At its peak in 2007, the company owned more than 15 game studios, most of which were part of the well-oiled licensed games machine. It had $500 million cash in the bank and revenue exceeding a billion dollars. It was printing cash. By 2013, its shares had plummeted to 11 cents each.
The Humble Indie Bundle made its name by offering pay-what-you-want pricing for DRM-free, cross-platform collections of independent games, but the latest bundle merits a double-take: it's Windows-only, requires Steam activation, and features seven titles by major publisher THQ. The Bundle has already experimented with music and ebooks, and a past indie bundle included the EA-published Shank. But despite promises that indie games are still "a core of our business," is the latest foray into AAA gaming a step in the wrong direction?

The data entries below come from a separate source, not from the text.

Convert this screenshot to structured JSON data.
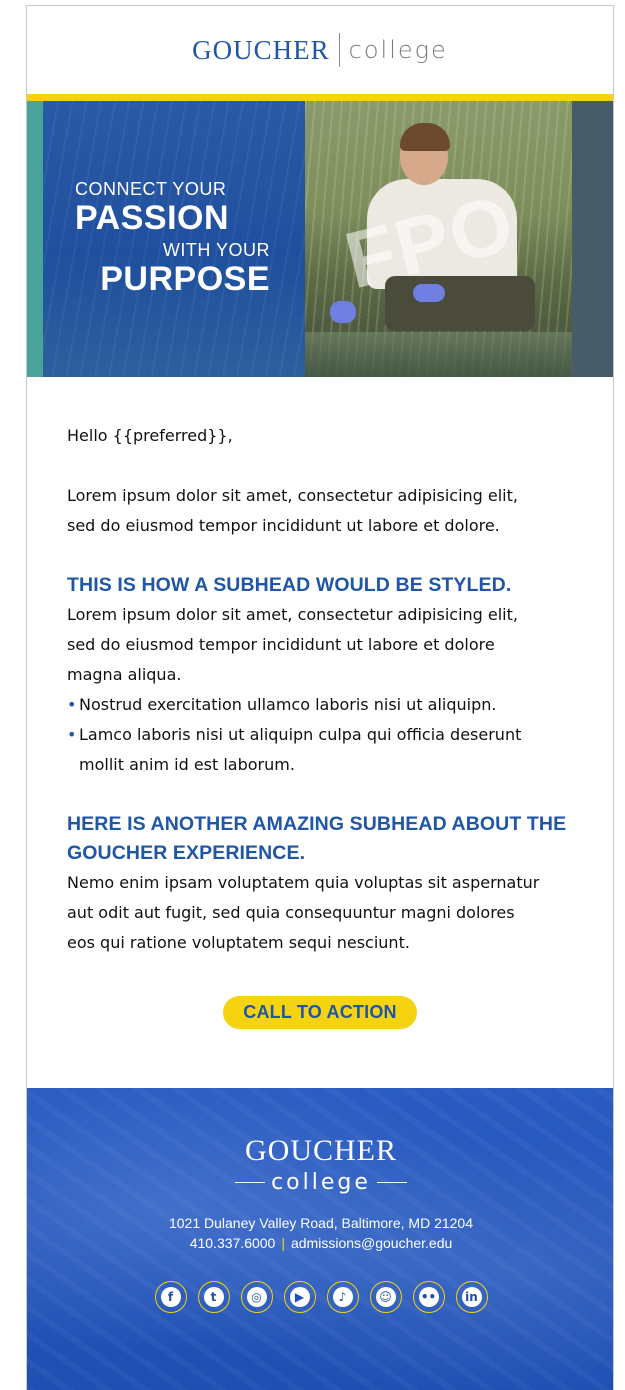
{
  "header": {
    "logo_goucher": "GOUCHER",
    "logo_college": "college"
  },
  "hero": {
    "line1": "CONNECT YOUR",
    "line2": "PASSION",
    "line3": "WITH YOUR",
    "line4": "PURPOSE",
    "watermark": "FPO"
  },
  "body": {
    "greeting": "Hello {{preferred}},",
    "intro": [
      "Lorem ipsum dolor sit amet, consectetur adipisicing elit,",
      "sed do eiusmod tempor incididunt ut labore et dolore."
    ],
    "section1": {
      "subhead": "THIS IS HOW A SUBHEAD WOULD BE STYLED.",
      "para": [
        "Lorem ipsum dolor sit amet, consectetur adipisicing elit,",
        "sed do eiusmod tempor incididunt ut labore et dolore",
        "magna aliqua."
      ],
      "bullets": [
        [
          "Nostrud exercitation ullamco laboris nisi ut aliquipn."
        ],
        [
          "Lamco laboris nisi ut aliquipn culpa qui officia deserunt",
          "mollit anim id est laborum."
        ]
      ]
    },
    "section2": {
      "subhead": [
        "HERE IS ANOTHER AMAZING SUBHEAD ABOUT THE",
        "GOUCHER EXPERIENCE."
      ],
      "para": [
        "Nemo enim ipsam voluptatem quia voluptas sit aspernatur",
        "aut odit aut fugit, sed quia consequuntur magni dolores",
        "eos qui ratione voluptatem sequi nesciunt."
      ]
    },
    "cta_label": "CALL TO ACTION"
  },
  "footer": {
    "logo_goucher": "GOUCHER",
    "logo_college": "college",
    "address": "1021 Dulaney Valley Road, Baltimore, MD 21204",
    "phone": "410.337.6000",
    "separator": "|",
    "email": "admissions@goucher.edu",
    "socials": [
      {
        "name": "facebook-icon",
        "glyph": "f"
      },
      {
        "name": "twitter-icon",
        "glyph": "t"
      },
      {
        "name": "instagram-icon",
        "glyph": "◎"
      },
      {
        "name": "youtube-icon",
        "glyph": "▶"
      },
      {
        "name": "tiktok-icon",
        "glyph": "♪"
      },
      {
        "name": "snapchat-icon",
        "glyph": "☺"
      },
      {
        "name": "flickr-icon",
        "glyph": "••"
      },
      {
        "name": "linkedin-icon",
        "glyph": "in"
      }
    ]
  },
  "colors": {
    "brand_blue": "#1f56a6",
    "brand_yellow": "#f5d40f",
    "footer_blue": "#1f4fb3",
    "hero_teal": "#4aa39a",
    "hero_slate": "#475b68"
  }
}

THQ's Cory Ledesma opened the flood gates in his interview about used games. Penny Arcade sides with publishers on the issue, citing issues with the used game market. [more inside]